The next meeting of the joint DH/MHRA FMD Implementation Advisory Board is scheduled for January 2018.
Note on statistics
68 of the 656 survey respondents lived in countries outside of Great Britain. These respondents’ answers were not included in the overall statistics for the above four questions, but were included in the sector breakdowns of the responses to these questions
The Falsified Medicine’s Directive (FMD), which comes fully into force in February 2019, introduces EU-wide legislation to help prevent counterfeit prescription medicines entering the pharmaceutical supply chain. “Falsified” covers not only counterfeit medicines, but also false information about a medicine’s source. FMD will not cover non-prescribed medicines, with the single exception of omeprazole.
All medicines packs will be tamper-proof and will feature a 2-D barcode, as well as a manufacturer product code, a randomised unique serial number, batch number and expiry date.
Since 2011, the Royal Pharmaceutical Society and other stakeholders have been acting to ensure that the FMD will function in accordance with UK law, in a way that ensures patient safety, whilst minimising disruption to existing pharmacy practise.

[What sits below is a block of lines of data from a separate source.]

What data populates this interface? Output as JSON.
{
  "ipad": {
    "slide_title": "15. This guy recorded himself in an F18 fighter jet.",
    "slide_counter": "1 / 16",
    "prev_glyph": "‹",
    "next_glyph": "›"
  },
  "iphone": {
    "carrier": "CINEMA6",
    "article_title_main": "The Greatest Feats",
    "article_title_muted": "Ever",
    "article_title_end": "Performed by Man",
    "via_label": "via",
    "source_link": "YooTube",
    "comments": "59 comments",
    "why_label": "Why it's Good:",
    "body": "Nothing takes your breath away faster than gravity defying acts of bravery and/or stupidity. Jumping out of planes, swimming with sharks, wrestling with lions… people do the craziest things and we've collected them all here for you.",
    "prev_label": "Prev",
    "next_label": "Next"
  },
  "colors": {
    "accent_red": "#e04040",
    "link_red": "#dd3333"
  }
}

The RPS has been acting on FMD since 2011, when it set up a multidisciplinary, cross-sectorial, GB-wide working group to develop policy. Later, in July 2014, the Society hosted and chaired the first FMD stakeholders networking meeting, at which 13 countries were represented by 100 delegates. At this meeting, implementation challenges for FMD were discussed, and presentations from the three main software providers were made.
Specific features of FMD in the UK lobbied for and achieved by the RPS and other stakeholders include:

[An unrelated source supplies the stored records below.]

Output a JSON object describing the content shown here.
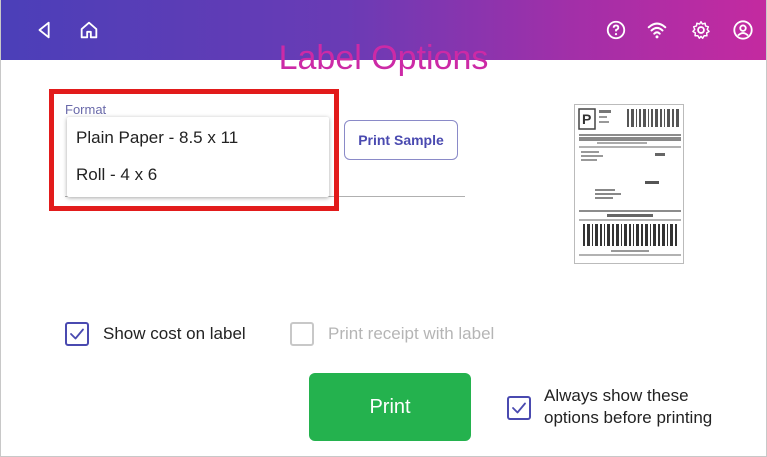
{
  "page": {
    "title": "Label Options"
  },
  "topbar": {
    "icons": [
      "back-icon",
      "home-icon",
      "help-icon",
      "wifi-icon",
      "settings-icon",
      "account-icon"
    ],
    "gradient_start": "#4b3fb8",
    "gradient_end": "#c42aa0"
  },
  "format": {
    "label": "Format",
    "options": [
      "Plain Paper - 8.5 x 11",
      "Roll - 4 x 6"
    ]
  },
  "print_sample": {
    "label": "Print Sample"
  },
  "options": {
    "show_cost": {
      "label": "Show cost on label",
      "checked": true
    },
    "print_receipt": {
      "label": "Print receipt with label",
      "checked": false,
      "disabled": true
    },
    "always_show": {
      "label_line1": "Always show these",
      "label_line2": "options before printing",
      "checked": true
    }
  },
  "print_button": {
    "label": "Print",
    "color": "#24b24e"
  },
  "colors": {
    "title": "#cc2aa6",
    "accent": "#4a4ab0",
    "highlight": "#e21b1b"
  }
}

- Extension of the originally-proposed two-day window for scanned products that are not collected by a patient to be returned to stock. This has been increased to ten days. Under FMD medicine not collected within the window will have to be destroyed, so extending the time limit reduces wastage.
- Agreement on the form of the European Stakeholder Model, which lays out a EU-wide format for how medicines can be verified, and on the European Medicines Verification System (EMVS), which guarantees authenticity from manufacturing to dispensing (the “end-to-end” system)
- Inclusion of human readable data alongside the 2-D barcode, so that pharmacists can continue to help patients if scanners break down or if the barcode is damaged.
- Full repackaging of imported medicines, rather than addition of new barcodes to existing packaging. Multiple barcodes could result in incorrect barcodes being scanned, triggering a false exceptional event.
- Greater flexibility offered to hospitals on the timing of medicines decommissioning. FMD requires medicines to be decommissioned at the point of dispensing. In hospitals – particularly in A&E, and where single doses are administered – this isn’t practical. Following lobbying, hospitals (unlike community pharmacies) will be able to decommission upon delivery, and then store medicines.
- Use of a single workstation. FMD originally required two, one for decommissioning and one for dispensing. RPS argued that this was unnecessary, costly, and increased the chance of technical failures disrupting processes. Successful lobbying led to agreement that all tasks can be performed on the Patient Medical Record (PMR) computer.
In addition, the RPS continues to call for the addition of safety information (including batch code, expiry dates and potential interactions) into the 2D barcode, alongside authentication data.